Every time I’m cooking pasta, I ask my wife, “Is this done?” and she gives me immediate feedback:
“Hmm, missing some salt.”
“Too spicy. 🌶️”
Now imagine, If one day, I randomly asked her:”Hey Sarah, how can I improve my cooking?”
I’d definitely get “a” response back, but I bet it would lack context.
This is exactly what most of us do when we randomly ask our boss or peer to give us feedback.
A better way to get feedback is to get the timing and context right.
Here’s an example: Let’s say your weekly team meeting is always contentious.
Try this technique next time:
Step #1: Recruit a peer you trust who also attends the meeting.
Step #2: Make your ask“I’m working on managing my reactions when my ideas are challenged by the boss. I’d love for you to watch for that and give me feedback after the meeting. Would you be willing to do that?”
Step #3: Do a retrospective with your peer. Try to listen with genuine curiosity and ask pointed questions.
If they say: “You came across defensive.” Try probing further:”Can you tell me more?

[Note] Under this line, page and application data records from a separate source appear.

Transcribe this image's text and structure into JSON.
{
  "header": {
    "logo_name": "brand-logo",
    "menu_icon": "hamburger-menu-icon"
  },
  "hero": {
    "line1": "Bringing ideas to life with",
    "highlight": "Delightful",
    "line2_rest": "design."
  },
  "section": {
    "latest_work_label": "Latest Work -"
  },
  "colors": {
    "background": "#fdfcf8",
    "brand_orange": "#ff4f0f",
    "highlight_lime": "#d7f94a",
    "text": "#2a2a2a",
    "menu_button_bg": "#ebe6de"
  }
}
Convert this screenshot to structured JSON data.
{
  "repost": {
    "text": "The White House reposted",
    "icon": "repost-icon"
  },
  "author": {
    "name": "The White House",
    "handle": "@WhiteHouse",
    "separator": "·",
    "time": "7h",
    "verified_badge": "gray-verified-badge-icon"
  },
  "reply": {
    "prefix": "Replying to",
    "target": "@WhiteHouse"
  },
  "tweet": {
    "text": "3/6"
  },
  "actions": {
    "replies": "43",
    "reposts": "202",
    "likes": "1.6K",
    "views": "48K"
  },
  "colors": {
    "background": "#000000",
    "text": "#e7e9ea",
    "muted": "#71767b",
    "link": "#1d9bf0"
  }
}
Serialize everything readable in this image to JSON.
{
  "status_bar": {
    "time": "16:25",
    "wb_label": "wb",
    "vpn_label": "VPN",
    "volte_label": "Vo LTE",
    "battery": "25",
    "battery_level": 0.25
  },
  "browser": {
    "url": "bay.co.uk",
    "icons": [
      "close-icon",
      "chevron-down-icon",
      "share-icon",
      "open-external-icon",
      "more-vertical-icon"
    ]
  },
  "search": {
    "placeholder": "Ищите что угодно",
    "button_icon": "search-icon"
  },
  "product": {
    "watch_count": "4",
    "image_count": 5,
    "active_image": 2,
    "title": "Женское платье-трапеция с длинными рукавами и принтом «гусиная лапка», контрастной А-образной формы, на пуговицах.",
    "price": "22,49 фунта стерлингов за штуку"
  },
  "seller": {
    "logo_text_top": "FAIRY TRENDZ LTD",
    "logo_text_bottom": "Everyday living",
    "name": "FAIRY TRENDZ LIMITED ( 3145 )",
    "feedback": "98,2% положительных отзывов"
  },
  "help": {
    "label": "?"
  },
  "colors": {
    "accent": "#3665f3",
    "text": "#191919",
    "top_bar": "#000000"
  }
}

Do you think my facial experssion gave it away? or do you think it was my overall demeanor?”
Your goal in step 3 is to get as specific as you can.
Step #4: Thank them for helping you with their feedback, even if you disagree with some of their observations.
Feedback is most helpful when it’s actionable, and actionable feedback most often comes with great context and timing.
Time to cook dinner!